artist gallery

 
 

David Wilson


For those of us living in the Pacific Northwest, it’s easy to take water for granted. But when your subject is Vancouver, water becomes a way of seeing and depicting the world on canvas.

In a new series of paintings, David Wilson takes for his subjects the natural watery surroundings and rain-soaked city streets of his hometown. Fans of the artist’s work will recognize not just familiar streets and harbours of Vancouver but also motifs like rainy downtown nights. But the paintings move toward a more realistic depiction of scenes than he has evoked in the past—even while relying on memory. Instead of aiming for literal accuracy, he has painted his subjects in a way that suits his vision.

Water, or fluidity, is a pervasive theme that runs through Wilson’s work. In many of his paintings, rain-spattered cabs, penumbras of headlights, and slick, reflective streets embrace the idea of a city in a rainforest. Water is identified either through subject or in the way the paint lies on the surface. Under Wilson’s brush, water becomes a natural kaleidoscope of light and colour infused with what we know and what we think we know, or remember.

“Rain-soaked city streets evoke something entirely visceral,” Wilson says. “So often you find this in the film industry, which goes to great lengths to recreate that saturated-with-rain aesthetic—and for good reason. Those streets reflect so much of ourselves back at us. It’s like peering in a distorted mirror that reminds us of places we inhabit, both imaginary and real.”

Moving away from abstraction, and using representation as a starting point, the new work aligns colour and movement with more realistic depictions of a scene.
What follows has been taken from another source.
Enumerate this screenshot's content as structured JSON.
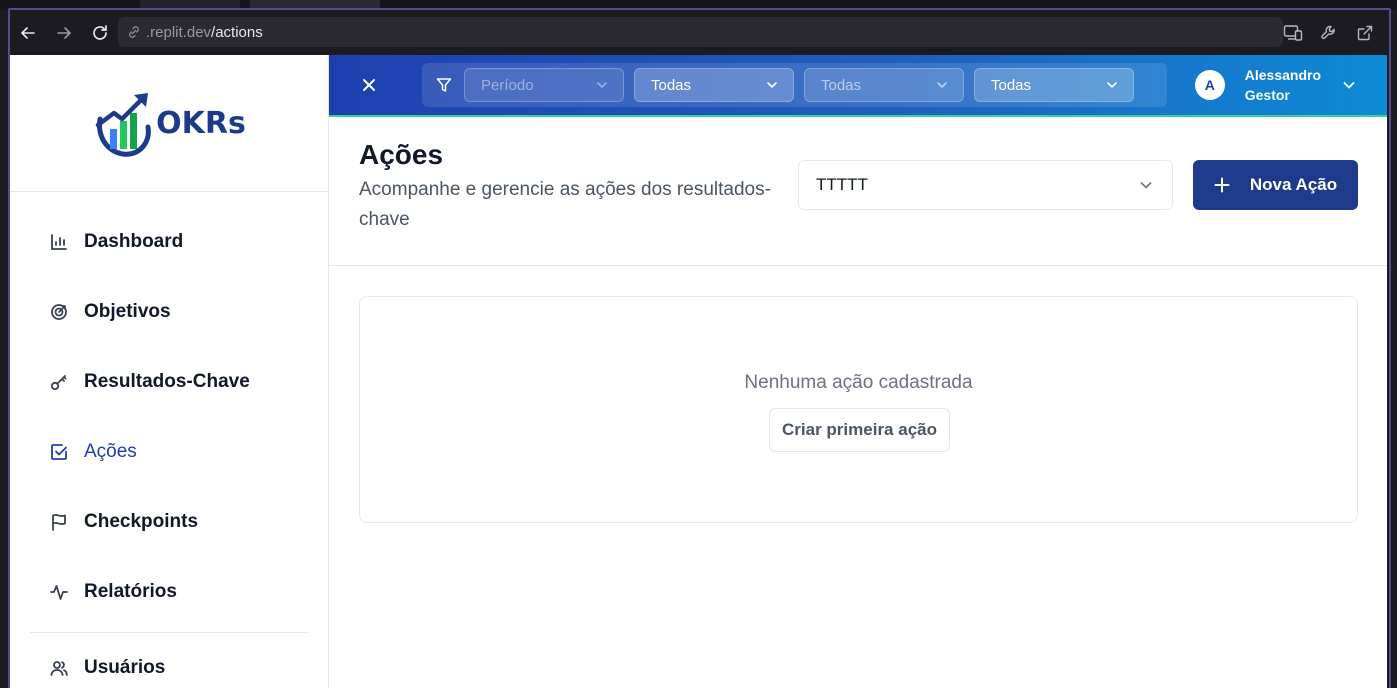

Smaller and more detailed marks create what appears to be a sharply rendered image but upon closer examination reveals the looseness of the paint. Less interpretation is required, giving the viewer a more immediate and relatable experience.
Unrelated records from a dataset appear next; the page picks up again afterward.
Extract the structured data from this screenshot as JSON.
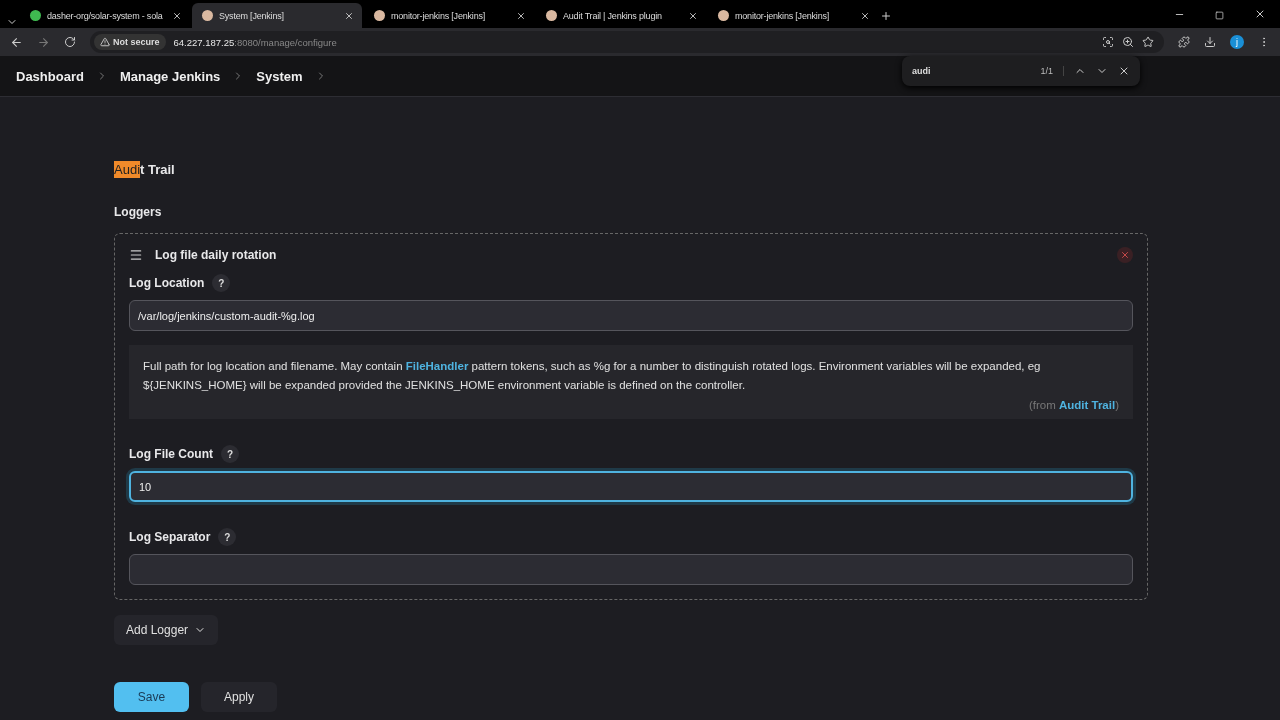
{
  "browser": {
    "tabs": [
      {
        "title": "dasher-org/solar-system - sola",
        "selected": false,
        "kind": "repo"
      },
      {
        "title": "System [Jenkins]",
        "selected": true,
        "kind": "jenkins"
      },
      {
        "title": "monitor-jenkins [Jenkins]",
        "selected": false,
        "kind": "jenkins"
      },
      {
        "title": "Audit Trail | Jenkins plugin",
        "selected": false,
        "kind": "jenkins"
      },
      {
        "title": "monitor-jenkins [Jenkins]",
        "selected": false,
        "kind": "jenkins"
      }
    ],
    "security": "Not secure",
    "url_host": "64.227.187.25",
    "url_rest": ":8080/manage/configure",
    "profile_initial": "j",
    "find": {
      "query": "audi",
      "count": "1/1"
    }
  },
  "breadcrumbs": [
    "Dashboard",
    "Manage Jenkins",
    "System"
  ],
  "section": {
    "title_highlight": "Audi",
    "title_rest": "t Trail",
    "subtitle": "Loggers"
  },
  "logger": {
    "title": "Log file daily rotation",
    "fields": [
      {
        "label": "Log Location",
        "help_mark": "?",
        "value": "/var/log/jenkins/custom-audit-%g.log",
        "focused": false,
        "help": {
          "before": "Full path for log location and filename. May contain ",
          "link": "FileHandler",
          "after": " pattern tokens, such as %g for a number to distinguish rotated logs. Environment variables will be expanded, eg ${JENKINS_HOME} will be expanded provided the JENKINS_HOME environment variable is defined on the controller.",
          "from": "(from ",
          "from_link": "Audit Trail",
          "from_end": ")"
        }
      },
      {
        "label": "Log File Count",
        "help_mark": "?",
        "value": "10",
        "focused": true
      },
      {
        "label": "Log Separator",
        "help_mark": "?",
        "focused": false
      }
    ]
  },
  "add_button": "Add Logger",
  "buttons": [
    {
      "label": "Save",
      "kind": "primary"
    },
    {
      "label": "Apply",
      "kind": "secondary"
    }
  ]
}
“The annual precipitation we endure has created a sort of gloomy identity associated with living on the Coast,” Wilson says. “But if one lives here for an extended period of time one can, and often will, develop an affinity for it. The cycle of renewal and growth that we see, as the rain waters the earth and feeds the lakes and rivers, deepens our relationship with the world. The smell of new rain, the scent of the ocean and the fecund soil saturated with moisture inherently tie us to a place that solidifies our identities as West Coasters.”